THE PROBLEM: Bring together every line in the data that includes "modified".

[Data about app and page elements]
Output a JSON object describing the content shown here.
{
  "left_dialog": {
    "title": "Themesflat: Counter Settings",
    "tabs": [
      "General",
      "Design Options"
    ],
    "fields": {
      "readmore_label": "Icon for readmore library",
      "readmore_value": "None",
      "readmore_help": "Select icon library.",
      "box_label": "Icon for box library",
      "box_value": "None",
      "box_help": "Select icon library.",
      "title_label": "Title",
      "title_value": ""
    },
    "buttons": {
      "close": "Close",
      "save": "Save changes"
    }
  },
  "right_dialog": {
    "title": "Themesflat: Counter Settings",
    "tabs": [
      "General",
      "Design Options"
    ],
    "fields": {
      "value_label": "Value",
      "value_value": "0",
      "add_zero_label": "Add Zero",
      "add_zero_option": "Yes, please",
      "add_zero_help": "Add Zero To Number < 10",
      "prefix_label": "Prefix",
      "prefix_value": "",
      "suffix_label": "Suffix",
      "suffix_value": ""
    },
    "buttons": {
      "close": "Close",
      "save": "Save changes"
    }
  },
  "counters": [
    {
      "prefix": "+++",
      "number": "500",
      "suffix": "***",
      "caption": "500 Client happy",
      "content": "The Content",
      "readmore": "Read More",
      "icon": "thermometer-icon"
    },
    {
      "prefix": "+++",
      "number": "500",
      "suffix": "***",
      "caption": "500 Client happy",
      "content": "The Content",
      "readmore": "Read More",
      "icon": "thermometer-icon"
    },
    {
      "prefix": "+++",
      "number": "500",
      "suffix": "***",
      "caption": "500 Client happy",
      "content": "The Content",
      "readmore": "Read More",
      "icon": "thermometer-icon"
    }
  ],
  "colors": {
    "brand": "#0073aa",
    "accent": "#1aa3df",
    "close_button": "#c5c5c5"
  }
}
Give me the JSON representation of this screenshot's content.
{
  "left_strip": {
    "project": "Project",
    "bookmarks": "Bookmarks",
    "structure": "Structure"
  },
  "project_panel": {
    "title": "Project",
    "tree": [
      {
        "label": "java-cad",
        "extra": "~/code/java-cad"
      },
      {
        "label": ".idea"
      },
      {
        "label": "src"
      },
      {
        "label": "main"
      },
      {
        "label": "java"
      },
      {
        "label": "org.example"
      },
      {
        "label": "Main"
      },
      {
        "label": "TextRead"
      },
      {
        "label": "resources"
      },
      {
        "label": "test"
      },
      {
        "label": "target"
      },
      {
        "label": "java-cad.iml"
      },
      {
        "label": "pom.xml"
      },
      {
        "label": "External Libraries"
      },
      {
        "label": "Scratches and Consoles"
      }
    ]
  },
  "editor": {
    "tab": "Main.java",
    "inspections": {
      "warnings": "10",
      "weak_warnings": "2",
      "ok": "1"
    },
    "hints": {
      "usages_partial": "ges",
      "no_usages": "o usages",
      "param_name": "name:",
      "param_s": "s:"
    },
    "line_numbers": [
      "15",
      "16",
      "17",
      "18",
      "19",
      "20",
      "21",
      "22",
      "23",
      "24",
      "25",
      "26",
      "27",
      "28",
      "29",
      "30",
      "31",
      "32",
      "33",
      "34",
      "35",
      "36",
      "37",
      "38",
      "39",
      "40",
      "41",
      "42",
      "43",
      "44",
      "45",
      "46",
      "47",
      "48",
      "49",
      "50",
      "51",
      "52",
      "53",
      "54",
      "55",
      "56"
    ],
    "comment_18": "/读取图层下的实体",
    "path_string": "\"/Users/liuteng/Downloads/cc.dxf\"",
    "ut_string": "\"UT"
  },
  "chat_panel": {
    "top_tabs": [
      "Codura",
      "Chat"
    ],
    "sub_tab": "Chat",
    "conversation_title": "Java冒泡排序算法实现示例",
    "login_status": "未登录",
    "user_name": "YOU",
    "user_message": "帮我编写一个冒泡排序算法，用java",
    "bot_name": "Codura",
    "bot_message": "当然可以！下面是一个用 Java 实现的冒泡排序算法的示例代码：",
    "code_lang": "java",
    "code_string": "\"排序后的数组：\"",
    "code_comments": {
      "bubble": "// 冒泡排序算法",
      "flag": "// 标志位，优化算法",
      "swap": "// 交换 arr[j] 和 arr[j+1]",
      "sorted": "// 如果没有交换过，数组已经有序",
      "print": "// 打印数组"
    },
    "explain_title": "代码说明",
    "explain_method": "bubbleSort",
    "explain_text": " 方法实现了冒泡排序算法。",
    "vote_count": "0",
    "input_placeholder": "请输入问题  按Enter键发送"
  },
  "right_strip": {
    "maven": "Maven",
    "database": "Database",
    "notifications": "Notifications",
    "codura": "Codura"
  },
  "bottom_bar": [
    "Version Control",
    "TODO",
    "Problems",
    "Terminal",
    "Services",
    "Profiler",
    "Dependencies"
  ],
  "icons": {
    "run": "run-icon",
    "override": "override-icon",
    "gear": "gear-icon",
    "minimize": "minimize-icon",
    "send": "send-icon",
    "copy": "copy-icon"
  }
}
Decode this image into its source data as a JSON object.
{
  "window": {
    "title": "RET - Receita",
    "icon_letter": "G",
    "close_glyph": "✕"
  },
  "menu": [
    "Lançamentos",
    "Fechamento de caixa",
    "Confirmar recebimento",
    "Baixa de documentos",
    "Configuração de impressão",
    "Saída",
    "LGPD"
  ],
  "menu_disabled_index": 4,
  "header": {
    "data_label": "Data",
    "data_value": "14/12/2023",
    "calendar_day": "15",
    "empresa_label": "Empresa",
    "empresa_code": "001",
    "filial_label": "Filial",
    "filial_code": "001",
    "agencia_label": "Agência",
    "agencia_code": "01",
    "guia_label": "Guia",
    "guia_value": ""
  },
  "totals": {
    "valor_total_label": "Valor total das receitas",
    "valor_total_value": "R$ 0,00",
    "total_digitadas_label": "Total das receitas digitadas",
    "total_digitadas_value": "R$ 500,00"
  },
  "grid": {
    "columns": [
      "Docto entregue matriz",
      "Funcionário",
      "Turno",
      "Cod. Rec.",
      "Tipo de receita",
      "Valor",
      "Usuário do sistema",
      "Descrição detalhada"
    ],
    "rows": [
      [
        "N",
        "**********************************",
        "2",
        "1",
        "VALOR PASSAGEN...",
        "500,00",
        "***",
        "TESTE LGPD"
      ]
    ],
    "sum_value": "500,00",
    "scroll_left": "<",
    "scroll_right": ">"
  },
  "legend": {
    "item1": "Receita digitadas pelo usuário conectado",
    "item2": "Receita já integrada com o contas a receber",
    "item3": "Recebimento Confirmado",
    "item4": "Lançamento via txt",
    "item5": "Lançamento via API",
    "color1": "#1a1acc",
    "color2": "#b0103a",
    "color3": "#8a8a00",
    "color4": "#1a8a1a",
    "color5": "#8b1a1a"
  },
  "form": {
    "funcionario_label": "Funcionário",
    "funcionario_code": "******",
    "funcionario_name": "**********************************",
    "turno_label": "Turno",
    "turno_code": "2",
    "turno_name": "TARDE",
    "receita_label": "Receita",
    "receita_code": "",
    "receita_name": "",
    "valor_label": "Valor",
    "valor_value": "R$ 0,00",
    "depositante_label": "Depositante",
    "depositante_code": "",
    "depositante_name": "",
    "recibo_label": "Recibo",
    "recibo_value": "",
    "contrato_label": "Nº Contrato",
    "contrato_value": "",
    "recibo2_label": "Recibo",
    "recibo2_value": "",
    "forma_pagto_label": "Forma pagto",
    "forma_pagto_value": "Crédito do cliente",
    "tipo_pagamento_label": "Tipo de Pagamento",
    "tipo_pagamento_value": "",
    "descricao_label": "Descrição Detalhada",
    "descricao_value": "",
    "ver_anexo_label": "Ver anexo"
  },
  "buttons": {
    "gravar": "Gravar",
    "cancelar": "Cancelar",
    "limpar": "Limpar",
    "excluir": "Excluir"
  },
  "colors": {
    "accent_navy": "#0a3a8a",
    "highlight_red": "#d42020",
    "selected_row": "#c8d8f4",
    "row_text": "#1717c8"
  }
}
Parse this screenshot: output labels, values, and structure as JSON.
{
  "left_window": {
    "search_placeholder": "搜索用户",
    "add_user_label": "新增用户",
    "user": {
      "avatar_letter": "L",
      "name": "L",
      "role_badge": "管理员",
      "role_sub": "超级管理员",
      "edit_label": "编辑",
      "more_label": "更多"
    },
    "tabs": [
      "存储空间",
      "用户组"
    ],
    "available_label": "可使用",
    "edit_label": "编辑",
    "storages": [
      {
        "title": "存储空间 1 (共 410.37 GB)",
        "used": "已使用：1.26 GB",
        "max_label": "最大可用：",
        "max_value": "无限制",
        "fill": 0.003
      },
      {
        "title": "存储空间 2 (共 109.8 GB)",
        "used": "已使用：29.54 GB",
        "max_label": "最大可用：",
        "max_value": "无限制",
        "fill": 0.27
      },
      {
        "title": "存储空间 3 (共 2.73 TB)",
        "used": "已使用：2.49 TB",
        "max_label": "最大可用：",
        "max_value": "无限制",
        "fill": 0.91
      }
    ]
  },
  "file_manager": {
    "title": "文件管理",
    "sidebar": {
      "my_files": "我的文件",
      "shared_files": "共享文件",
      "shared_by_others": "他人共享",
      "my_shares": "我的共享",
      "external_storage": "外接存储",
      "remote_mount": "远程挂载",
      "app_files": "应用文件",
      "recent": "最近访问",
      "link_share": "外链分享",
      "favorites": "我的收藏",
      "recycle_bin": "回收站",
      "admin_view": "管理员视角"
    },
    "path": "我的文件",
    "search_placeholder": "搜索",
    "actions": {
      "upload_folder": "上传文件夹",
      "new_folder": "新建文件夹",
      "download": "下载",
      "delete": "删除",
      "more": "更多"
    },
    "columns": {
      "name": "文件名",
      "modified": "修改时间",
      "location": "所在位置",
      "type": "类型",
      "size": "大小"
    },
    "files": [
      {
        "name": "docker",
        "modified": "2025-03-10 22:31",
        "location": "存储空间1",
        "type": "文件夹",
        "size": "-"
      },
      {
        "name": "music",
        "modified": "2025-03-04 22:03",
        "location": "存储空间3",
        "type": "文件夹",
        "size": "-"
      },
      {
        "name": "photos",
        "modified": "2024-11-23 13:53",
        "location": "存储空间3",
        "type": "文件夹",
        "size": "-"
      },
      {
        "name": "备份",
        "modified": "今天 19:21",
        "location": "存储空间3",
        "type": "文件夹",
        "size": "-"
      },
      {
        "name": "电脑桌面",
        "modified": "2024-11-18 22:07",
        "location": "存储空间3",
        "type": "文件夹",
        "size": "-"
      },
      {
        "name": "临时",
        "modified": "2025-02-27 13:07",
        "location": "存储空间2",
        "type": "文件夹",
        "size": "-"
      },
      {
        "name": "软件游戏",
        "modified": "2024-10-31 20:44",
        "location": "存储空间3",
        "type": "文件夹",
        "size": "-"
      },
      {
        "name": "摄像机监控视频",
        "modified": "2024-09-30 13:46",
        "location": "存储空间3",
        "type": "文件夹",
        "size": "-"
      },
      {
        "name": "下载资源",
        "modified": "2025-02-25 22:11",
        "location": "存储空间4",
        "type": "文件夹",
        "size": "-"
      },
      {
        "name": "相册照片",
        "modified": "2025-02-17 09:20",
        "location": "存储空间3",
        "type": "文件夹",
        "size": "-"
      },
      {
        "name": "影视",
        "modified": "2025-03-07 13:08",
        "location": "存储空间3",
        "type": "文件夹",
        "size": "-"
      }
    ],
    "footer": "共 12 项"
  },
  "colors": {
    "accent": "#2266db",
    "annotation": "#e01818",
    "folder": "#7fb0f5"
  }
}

RESPONSE FOR THIS EXERCISE:
      "modified": "修改时间",
        "modified": "2025-03-10 22:31",
        "modified": "2025-03-04 22:03",
        "modified": "2024-11-23 13:53",
        "modified": "今天 19:21",
        "modified": "2024-11-18 22:07",
        "modified": "2025-02-27 13:07",
        "modified": "2024-10-31 20:44",
        "modified": "2024-09-30 13:46",
        "modified": "2025-02-25 22:11",
        "modified": "2025-02-17 09:20",
        "modified": "2025-03-07 13:08",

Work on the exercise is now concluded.